## THE DATA
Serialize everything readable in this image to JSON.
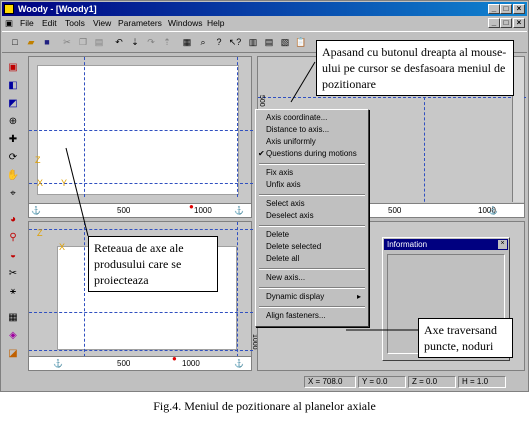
{
  "window": {
    "title": "Woody - [Woody1]"
  },
  "menu": [
    "File",
    "Edit",
    "Tools",
    "View",
    "Parameters",
    "Windows",
    "Help"
  ],
  "context_menu": {
    "items": [
      "Axis coordinate...",
      "Distance to axis...",
      "Axis uniformly",
      "Questions during motions",
      "Fix axis",
      "Unfix axis",
      "Select axis",
      "Deselect axis",
      "Delete",
      "Delete selected",
      "Delete all",
      "New axis...",
      "Dynamic display",
      "Align fasteners..."
    ],
    "checked_item": "Questions during motions"
  },
  "rulers": {
    "top_left": [
      "500",
      "1000"
    ],
    "top_right": [
      "500",
      "1000"
    ],
    "bottom_left": [
      "500",
      "1000"
    ],
    "side_top": "500",
    "side_bottom": "1000"
  },
  "axis_labels": {
    "z1": "Z",
    "y1": "Y",
    "x1": "X",
    "z2": "Z",
    "x2": "X"
  },
  "info_panel": {
    "title": "Information",
    "close": "×"
  },
  "status": {
    "x": "X = 708.0",
    "y": "Y = 0.0",
    "z": "Z = 0.0",
    "h": "H = 1.0"
  },
  "callouts": {
    "top": "Apasand cu butonul dreapta al mouse-ului pe cursor se desfasoara meniul de pozitionare",
    "left": "Reteaua de axe ale produsului care se proiecteaza",
    "right": "Axe traversand puncte, noduri"
  },
  "caption": "Fig.4. Meniul de pozitionare al planelor axiale",
  "colors": {
    "title_bar": "#000080",
    "axis_line": "#3050c0",
    "marker": "#e00000",
    "axis_label": "#e0a000"
  }
}
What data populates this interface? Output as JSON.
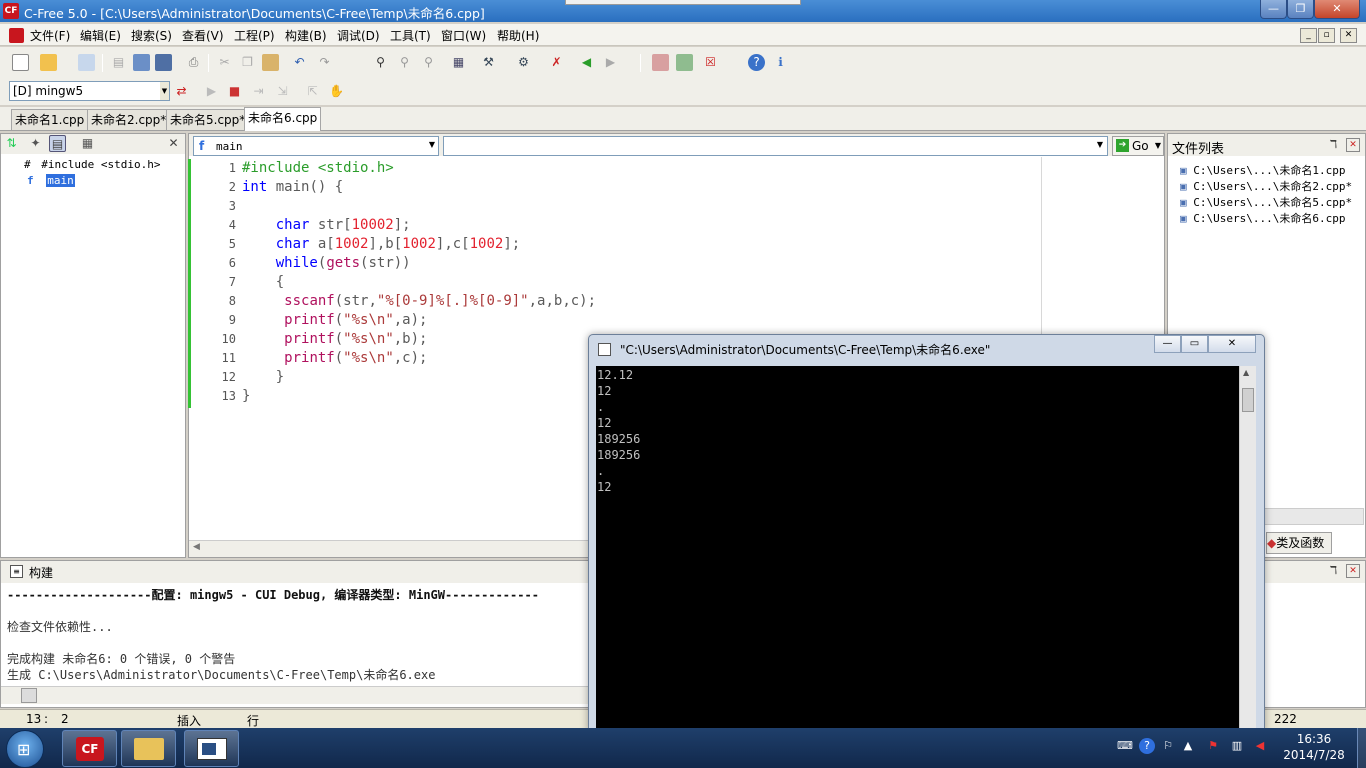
{
  "app": {
    "title": "C-Free 5.0 - [C:\\Users\\Administrator\\Documents\\C-Free\\Temp\\未命名6.cpp]",
    "logo_text": "CF"
  },
  "window_controls": {
    "minimize": "—",
    "maximize": "❐",
    "close": "✕"
  },
  "menu": [
    "文件(F)",
    "编辑(E)",
    "搜索(S)",
    "查看(V)",
    "工程(P)",
    "构建(B)",
    "调试(D)",
    "工具(T)",
    "窗口(W)",
    "帮助(H)"
  ],
  "toolbar": {
    "compiler_select": "[D] mingw5",
    "icons": [
      "new-file-icon",
      "open-folder-icon",
      "project-icon",
      "cut-disabled-icon",
      "save-icon",
      "save-all-icon",
      "print-icon",
      "cut-icon",
      "copy-icon",
      "paste-icon",
      "undo-icon",
      "redo-icon",
      "find-icon",
      "find-next-icon",
      "replace-icon",
      "goto-icon",
      "wand-icon",
      "build-tools-icon",
      "delete-icon",
      "back-arrow-icon",
      "forward-arrow-icon",
      "bookmark-icon",
      "export-icon",
      "close-doc-icon",
      "help-icon",
      "info-icon"
    ]
  },
  "tabs": [
    {
      "label": "未命名1.cpp",
      "active": false
    },
    {
      "label": "未命名2.cpp*",
      "active": false
    },
    {
      "label": "未命名5.cpp*",
      "active": false
    },
    {
      "label": "未命名6.cpp",
      "active": true
    }
  ],
  "left_panel": {
    "tree": [
      {
        "icon": "#",
        "label": "#include <stdio.h>"
      },
      {
        "icon": "f",
        "label": "main",
        "selected": true
      }
    ],
    "close": "✕"
  },
  "editor": {
    "function_combo": "main",
    "go_label": "Go",
    "line_numbers": [
      "1",
      "2",
      "3",
      "4",
      "5",
      "6",
      "7",
      "8",
      "9",
      "10",
      "11",
      "12",
      "13"
    ]
  },
  "right_panel": {
    "title": "文件列表",
    "files": [
      "C:\\Users\\...\\未命名1.cpp",
      "C:\\Users\\...\\未命名2.cpp*",
      "C:\\Users\\...\\未命名5.cpp*",
      "C:\\Users\\...\\未命名6.cpp"
    ],
    "tab_label": "类及函数",
    "pin": "ℸ",
    "close": "✕"
  },
  "build_panel": {
    "title": "构建",
    "lines": [
      "--------------------配置: mingw5 - CUI Debug, 编译器类型: MinGW-------------",
      "",
      "检查文件依赖性...",
      "",
      "完成构建 未命名6: 0 个错误, 0 个警告",
      "生成 C:\\Users\\Administrator\\Documents\\C-Free\\Temp\\未命名6.exe"
    ]
  },
  "status_bar": {
    "line": "13",
    "col": "2",
    "mode": "插入",
    "unit": "行",
    "right": "222"
  },
  "console": {
    "title": "\"C:\\Users\\Administrator\\Documents\\C-Free\\Temp\\未命名6.exe\"",
    "lines": [
      "12.12",
      "12",
      ".",
      "12",
      "189256",
      "189256",
      ".",
      "12"
    ],
    "controls": {
      "minimize": "—",
      "maximize": "▭",
      "close": "✕"
    }
  },
  "taskbar": {
    "time": "16:36",
    "date": "2014/7/28",
    "apps": [
      "cfree-app-icon",
      "explorer-icon",
      "console-app-icon"
    ]
  }
}
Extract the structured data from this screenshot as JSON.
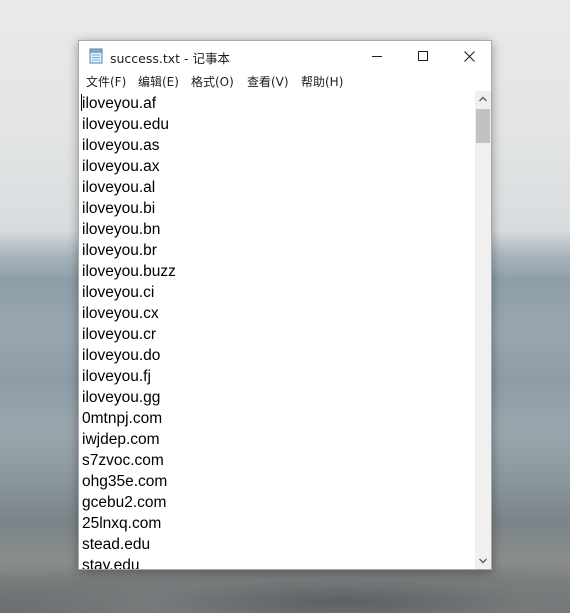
{
  "window": {
    "title": "success.txt - 记事本"
  },
  "menu": [
    "文件(F)",
    "编辑(E)",
    "格式(O)",
    "查看(V)",
    "帮助(H)"
  ],
  "editor": {
    "lines": [
      "iloveyou.af",
      "iloveyou.edu",
      "iloveyou.as",
      "iloveyou.ax",
      "iloveyou.al",
      "iloveyou.bi",
      "iloveyou.bn",
      "iloveyou.br",
      "iloveyou.buzz",
      "iloveyou.ci",
      "iloveyou.cx",
      "iloveyou.cr",
      "iloveyou.do",
      "iloveyou.fj",
      "iloveyou.gg",
      "0mtnpj.com",
      "iwjdep.com",
      "s7zvoc.com",
      "ohg35e.com",
      "gcebu2.com",
      "25lnxq.com",
      "stead.edu",
      "stay.edu"
    ]
  },
  "icons": {
    "app": "notepad-icon",
    "minimize": "minimize-icon",
    "maximize": "maximize-icon",
    "close": "close-icon",
    "scroll_up": "chevron-up-icon",
    "scroll_down": "chevron-down-icon"
  }
}
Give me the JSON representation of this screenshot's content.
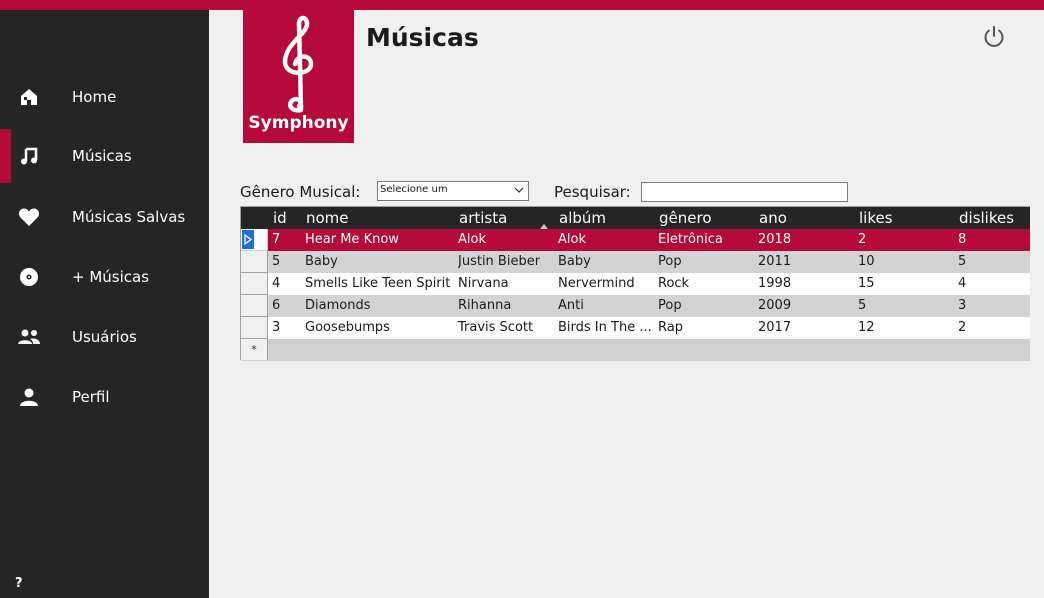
{
  "brand": {
    "name": "Symphony"
  },
  "page": {
    "title": "Músicas"
  },
  "sidebar": {
    "items": [
      {
        "label": "Home",
        "icon": "home-icon"
      },
      {
        "label": "Músicas",
        "icon": "music-note-icon",
        "active": true
      },
      {
        "label": "Músicas Salvas",
        "icon": "heart-icon"
      },
      {
        "label": "+ Músicas",
        "icon": "disc-icon"
      },
      {
        "label": "Usuários",
        "icon": "users-icon"
      },
      {
        "label": "Perfil",
        "icon": "user-icon"
      }
    ],
    "help": "?"
  },
  "filters": {
    "genre_label": "Gênero Musical:",
    "genre_selected": "Selecione um",
    "search_label": "Pesquisar:",
    "search_value": ""
  },
  "table": {
    "columns": [
      "id",
      "nome",
      "artista",
      "albúm",
      "gênero",
      "ano",
      "likes",
      "dislikes"
    ],
    "sorted_column": "artista",
    "rows": [
      {
        "id": "7",
        "nome": "Hear Me Know",
        "artista": "Alok",
        "album": "Alok",
        "genero": "Eletrônica",
        "ano": "2018",
        "likes": "2",
        "dislikes": "8"
      },
      {
        "id": "5",
        "nome": "Baby",
        "artista": "Justin Bieber",
        "album": "Baby",
        "genero": "Pop",
        "ano": "2011",
        "likes": "10",
        "dislikes": "5"
      },
      {
        "id": "4",
        "nome": "Smells Like Teen Spirit",
        "artista": "Nirvana",
        "album": "Nervermind",
        "genero": "Rock",
        "ano": "1998",
        "likes": "15",
        "dislikes": "4"
      },
      {
        "id": "6",
        "nome": "Diamonds",
        "artista": "Rihanna",
        "album": "Anti",
        "genero": "Pop",
        "ano": "2009",
        "likes": "5",
        "dislikes": "3"
      },
      {
        "id": "3",
        "nome": "Goosebumps",
        "artista": "Travis Scott",
        "album": "Birds In The ...",
        "genero": "Rap",
        "ano": "2017",
        "likes": "12",
        "dislikes": "2"
      }
    ],
    "new_row_marker": "*"
  },
  "colors": {
    "accent": "#b5093a",
    "sidebar": "#252526",
    "background": "#f0f0f0"
  }
}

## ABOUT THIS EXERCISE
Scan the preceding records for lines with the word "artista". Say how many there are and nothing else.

## RESULT FOR THIS TASK
7